> [Your goal]: Find every line of the listing below where "morning" appears, and copy it.
<<<<
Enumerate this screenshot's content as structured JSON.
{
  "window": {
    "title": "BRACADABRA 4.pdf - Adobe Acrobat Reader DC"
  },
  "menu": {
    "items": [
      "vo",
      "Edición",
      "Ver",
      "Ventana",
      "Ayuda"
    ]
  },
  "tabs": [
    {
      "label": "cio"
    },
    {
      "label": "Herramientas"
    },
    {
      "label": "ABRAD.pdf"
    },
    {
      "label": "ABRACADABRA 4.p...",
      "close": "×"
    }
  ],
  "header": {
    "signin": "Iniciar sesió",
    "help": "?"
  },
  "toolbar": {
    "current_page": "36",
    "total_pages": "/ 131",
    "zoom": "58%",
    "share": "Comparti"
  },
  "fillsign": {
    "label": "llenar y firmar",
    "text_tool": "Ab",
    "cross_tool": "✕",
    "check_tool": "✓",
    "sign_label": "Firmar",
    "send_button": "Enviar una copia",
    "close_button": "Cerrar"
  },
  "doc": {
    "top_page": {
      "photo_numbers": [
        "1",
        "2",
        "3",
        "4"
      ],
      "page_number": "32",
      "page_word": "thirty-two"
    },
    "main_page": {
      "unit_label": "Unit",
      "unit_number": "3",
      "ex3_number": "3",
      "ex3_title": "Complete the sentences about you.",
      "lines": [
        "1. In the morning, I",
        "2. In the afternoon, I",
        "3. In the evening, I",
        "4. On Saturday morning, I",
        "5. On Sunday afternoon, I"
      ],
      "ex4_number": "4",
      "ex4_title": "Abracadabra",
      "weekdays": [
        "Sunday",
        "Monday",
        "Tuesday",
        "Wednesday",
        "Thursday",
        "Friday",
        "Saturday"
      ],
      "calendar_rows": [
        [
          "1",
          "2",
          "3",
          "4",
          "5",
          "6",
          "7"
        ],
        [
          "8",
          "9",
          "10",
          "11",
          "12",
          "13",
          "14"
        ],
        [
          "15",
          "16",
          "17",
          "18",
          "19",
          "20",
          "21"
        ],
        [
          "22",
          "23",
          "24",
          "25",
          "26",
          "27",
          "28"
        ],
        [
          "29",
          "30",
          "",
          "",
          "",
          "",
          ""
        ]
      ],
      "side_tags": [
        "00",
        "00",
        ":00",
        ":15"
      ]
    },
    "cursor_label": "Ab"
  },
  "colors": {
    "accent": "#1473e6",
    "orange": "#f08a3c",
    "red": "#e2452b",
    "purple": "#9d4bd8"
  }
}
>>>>
> [Expected answer]:
        "1. In the morning, I",
        "4. On Saturday morning, I",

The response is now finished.